Copying task for the records below: reproduce each one exactly and drop the pictures.

* Provided records
··········
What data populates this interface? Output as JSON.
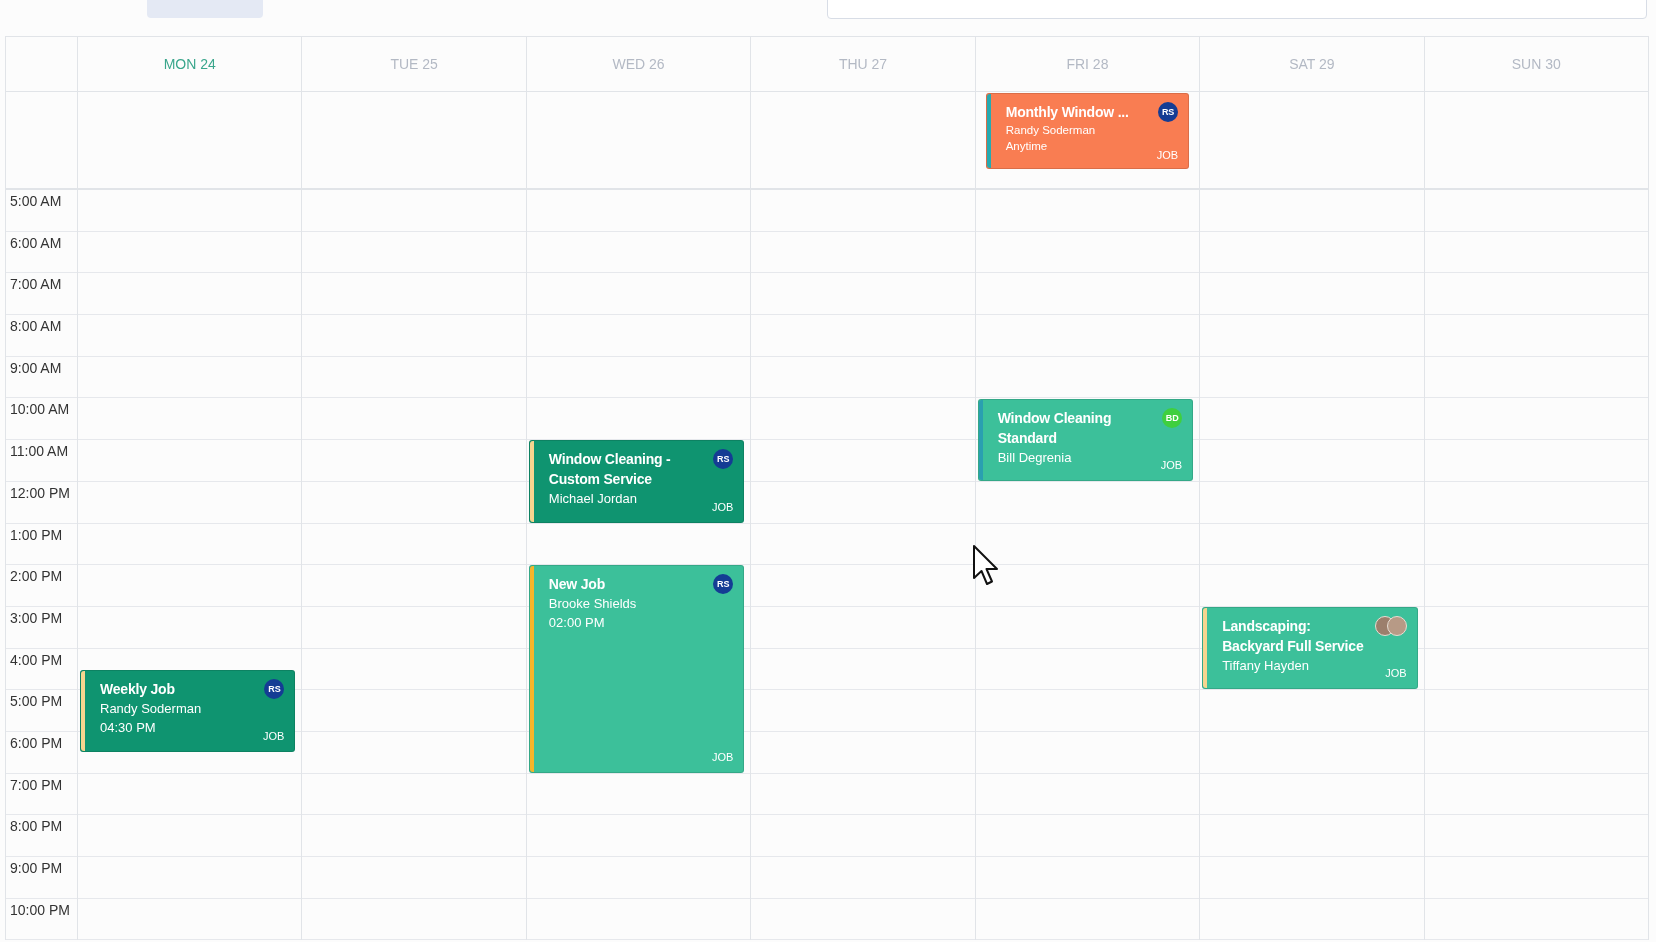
{
  "days": [
    {
      "label": "MON 24",
      "today": true,
      "events": [
        {
          "title": "Weekly Job",
          "lines": [
            "Randy Soderman",
            "04:30 PM"
          ],
          "tag": "JOB",
          "color": "#0f9470",
          "stripe": {
            "color": "#f6d58f"
          },
          "avatars": [
            {
              "kind": "initials",
              "text": "RS",
              "color": "#143c94"
            }
          ]
        }
      ]
    },
    {
      "label": "TUE 25",
      "today": false
    },
    {
      "label": "WED 26",
      "today": false,
      "events": [
        {
          "title": "Window Cleaning - Custom Service",
          "lines": [
            "Michael Jordan"
          ],
          "tag": "JOB",
          "color": "#0f9470",
          "stripe": {
            "color": "#f6d58f"
          },
          "avatars": [
            {
              "kind": "initials",
              "text": "RS",
              "color": "#143c94"
            }
          ]
        },
        {
          "title": "New Job",
          "lines": [
            "Brooke Shields",
            "02:00 PM"
          ],
          "tag": "JOB",
          "color": "#3cc09a",
          "stripe": {
            "color": "#f6b52a"
          },
          "avatars": [
            {
              "kind": "initials",
              "text": "RS",
              "color": "#143c94"
            }
          ]
        }
      ]
    },
    {
      "label": "THU 27",
      "today": false
    },
    {
      "label": "FRI 28",
      "today": false,
      "all_day": [
        {
          "title": "Monthly Window ...",
          "lines": [
            "Randy Soderman",
            "Anytime"
          ],
          "tag": "JOB",
          "color": "#f97d52",
          "stripe": {
            "color": "#26aab0"
          },
          "avatars": [
            {
              "kind": "initials",
              "text": "RS",
              "color": "#143c94"
            }
          ]
        }
      ],
      "events": [
        {
          "title": "Window Cleaning Standard",
          "lines": [
            "Bill Degrenia"
          ],
          "tag": "JOB",
          "color": "#3cc09a",
          "stripe": {
            "color": "#2a9fb0"
          },
          "avatars": [
            {
              "kind": "initials",
              "text": "BD",
              "color": "#3fcf3f"
            }
          ]
        }
      ]
    },
    {
      "label": "SAT 29",
      "today": false,
      "events": [
        {
          "title": "Landscaping: Backyard Full Service",
          "lines": [
            "Tiffany Hayden"
          ],
          "tag": "JOB",
          "color": "#3cc09a",
          "stripe": {
            "color": "#f6d58f"
          },
          "avatars": [
            {
              "kind": "photo"
            },
            {
              "kind": "photo"
            }
          ]
        }
      ]
    },
    {
      "label": "SUN 30",
      "today": false
    }
  ],
  "hours": [
    "5:00 AM",
    "6:00 AM",
    "7:00 AM",
    "8:00 AM",
    "9:00 AM",
    "10:00 AM",
    "11:00 AM",
    "12:00 PM",
    "1:00 PM",
    "2:00 PM",
    "3:00 PM",
    "4:00 PM",
    "5:00 PM",
    "6:00 PM",
    "7:00 PM",
    "8:00 PM",
    "9:00 PM",
    "10:00 PM"
  ]
}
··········
* Completed task
What data populates this interface? Output as JSON.
{
  "days": [
    {
      "label": "MON 24",
      "today": true,
      "events": [
        {
          "title": "Weekly Job",
          "lines": [
            "Randy Soderman",
            "04:30 PM"
          ],
          "tag": "JOB",
          "color": "#0f9470",
          "stripe": {
            "color": "#f6d58f"
          },
          "avatars": [
            {
              "kind": "initials",
              "text": "RS",
              "color": "#143c94"
            }
          ]
        }
      ]
    },
    {
      "label": "TUE 25",
      "today": false
    },
    {
      "label": "WED 26",
      "today": false,
      "events": [
        {
          "title": "Window Cleaning - Custom Service",
          "lines": [
            "Michael Jordan"
          ],
          "tag": "JOB",
          "color": "#0f9470",
          "stripe": {
            "color": "#f6d58f"
          },
          "avatars": [
            {
              "kind": "initials",
              "text": "RS",
              "color": "#143c94"
            }
          ]
        },
        {
          "title": "New Job",
          "lines": [
            "Brooke Shields",
            "02:00 PM"
          ],
          "tag": "JOB",
          "color": "#3cc09a",
          "stripe": {
            "color": "#f6b52a"
          },
          "avatars": [
            {
              "kind": "initials",
              "text": "RS",
              "color": "#143c94"
            }
          ]
        }
      ]
    },
    {
      "label": "THU 27",
      "today": false
    },
    {
      "label": "FRI 28",
      "today": false,
      "all_day": [
        {
          "title": "Monthly Window ...",
          "lines": [
            "Randy Soderman",
            "Anytime"
          ],
          "tag": "JOB",
          "color": "#f97d52",
          "stripe": {
            "color": "#26aab0"
          },
          "avatars": [
            {
              "kind": "initials",
              "text": "RS",
              "color": "#143c94"
            }
          ]
        }
      ],
      "events": [
        {
          "title": "Window Cleaning Standard",
          "lines": [
            "Bill Degrenia"
          ],
          "tag": "JOB",
          "color": "#3cc09a",
          "stripe": {
            "color": "#2a9fb0"
          },
          "avatars": [
            {
              "kind": "initials",
              "text": "BD",
              "color": "#3fcf3f"
            }
          ]
        }
      ]
    },
    {
      "label": "SAT 29",
      "today": false,
      "events": [
        {
          "title": "Landscaping: Backyard Full Service",
          "lines": [
            "Tiffany Hayden"
          ],
          "tag": "JOB",
          "color": "#3cc09a",
          "stripe": {
            "color": "#f6d58f"
          },
          "avatars": [
            {
              "kind": "photo"
            },
            {
              "kind": "photo"
            }
          ]
        }
      ]
    },
    {
      "label": "SUN 30",
      "today": false
    }
  ],
  "hours": [
    "5:00 AM",
    "6:00 AM",
    "7:00 AM",
    "8:00 AM",
    "9:00 AM",
    "10:00 AM",
    "11:00 AM",
    "12:00 PM",
    "1:00 PM",
    "2:00 PM",
    "3:00 PM",
    "4:00 PM",
    "5:00 PM",
    "6:00 PM",
    "7:00 PM",
    "8:00 PM",
    "9:00 PM",
    "10:00 PM"
  ]
}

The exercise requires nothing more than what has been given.